Since scientists are finding that it is the active ingredients in these spices that provide these health benefits, it’s important to know what spices to try. For spices that contain curcumin, shown to possibly help fight toxic carcinogens, try curcumin itself or turmeric. These can also have anti-inflammatory effects. For spices that contain capsaicin, think hot! Cayenne, jalapeno, habanero, and chili peppers are all rich in capsaicin. When it comes to chili pepper and cayenne though, make sure you stick with fresh peppers rather than dried, as studies indicate that the dried versions may not have the same positive effects as the fresh.

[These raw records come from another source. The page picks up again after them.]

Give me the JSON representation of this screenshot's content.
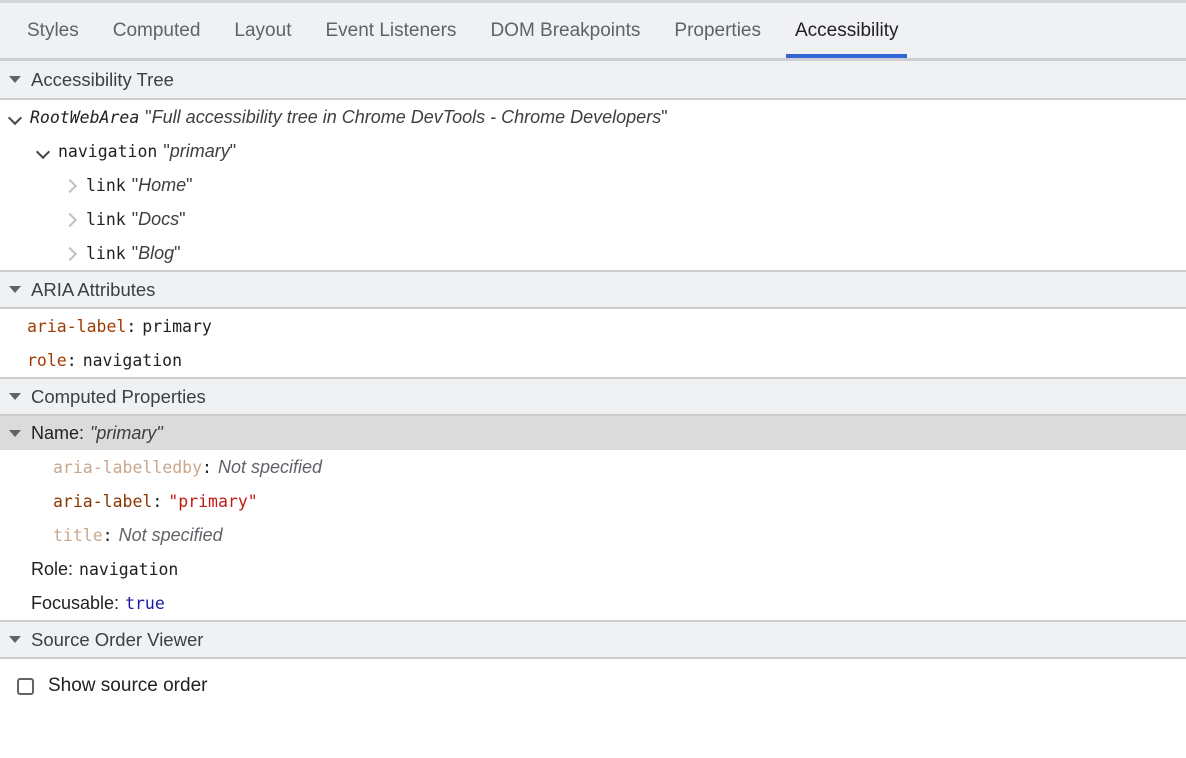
{
  "tabs": [
    {
      "label": "Styles",
      "active": false
    },
    {
      "label": "Computed",
      "active": false
    },
    {
      "label": "Layout",
      "active": false
    },
    {
      "label": "Event Listeners",
      "active": false
    },
    {
      "label": "DOM Breakpoints",
      "active": false
    },
    {
      "label": "Properties",
      "active": false
    },
    {
      "label": "Accessibility",
      "active": true
    }
  ],
  "sections": {
    "accessibility_tree": {
      "title": "Accessibility Tree",
      "expanded": true
    },
    "aria_attributes": {
      "title": "ARIA Attributes",
      "expanded": true
    },
    "computed_properties": {
      "title": "Computed Properties",
      "expanded": true
    },
    "source_order_viewer": {
      "title": "Source Order Viewer",
      "expanded": true
    }
  },
  "accessibility_tree": {
    "nodes": [
      {
        "role": "RootWebArea",
        "name": "Full accessibility tree in Chrome DevTools - Chrome Developers",
        "state": "expanded",
        "depth": 0,
        "name_pad": ""
      },
      {
        "role": "navigation",
        "name": "primary",
        "state": "expanded",
        "depth": 1,
        "name_pad": ""
      },
      {
        "role": "link",
        "name": "Home",
        "state": "collapsed",
        "depth": 2,
        "name_pad": " "
      },
      {
        "role": "link",
        "name": "Docs",
        "state": "collapsed",
        "depth": 2,
        "name_pad": " "
      },
      {
        "role": "link",
        "name": "Blog",
        "state": "collapsed",
        "depth": 2,
        "name_pad": " "
      }
    ]
  },
  "aria_attributes": {
    "items": [
      {
        "name": "aria-label",
        "separator": ":",
        "value": "primary"
      },
      {
        "name": "role",
        "separator": ":",
        "value": "navigation"
      }
    ]
  },
  "computed_properties": {
    "name_row": {
      "label": "Name:",
      "value": "\"primary\"",
      "selected": true,
      "expanded": true
    },
    "name_sources": [
      {
        "name": "aria-labelledby",
        "separator": ":",
        "value": "Not specified",
        "value_kind": "unset",
        "dimmed": true
      },
      {
        "name": "aria-label",
        "separator": ":",
        "value": "\"primary\"",
        "value_kind": "string",
        "dimmed": false
      },
      {
        "name": "title",
        "separator": ":",
        "value": "Not specified",
        "value_kind": "unset",
        "dimmed": true
      }
    ],
    "properties": [
      {
        "label": "Role:",
        "value": "navigation",
        "value_kind": "plain"
      },
      {
        "label": "Focusable:",
        "value": "true",
        "value_kind": "bool"
      }
    ]
  },
  "source_order_viewer": {
    "checkbox_label": "Show source order",
    "checked": false
  },
  "colors": {
    "accent": "#3367d6",
    "header_bg": "#f0f1f3",
    "selected_row": "#dbdbdb",
    "attr_name": "#a23b00",
    "attr_name_dim": "#c9a78c",
    "string_value": "#c41a16",
    "bool_value": "#1a1aa6"
  }
}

Even though there is no cure for cancer, diabetes, or many other chronic ailments, the benefits that spices provide play a part in a larger scheme that may help people live longer and live better. The anti-inflammatory and metabolic benefits of capsaicin, for instance, can help promote and maintain a healthy weight, which in turn has other positive effects on the body. Similarly, the detoxifying effects of curcumin can help the body fight off carcinogens, which may lead to a longer life.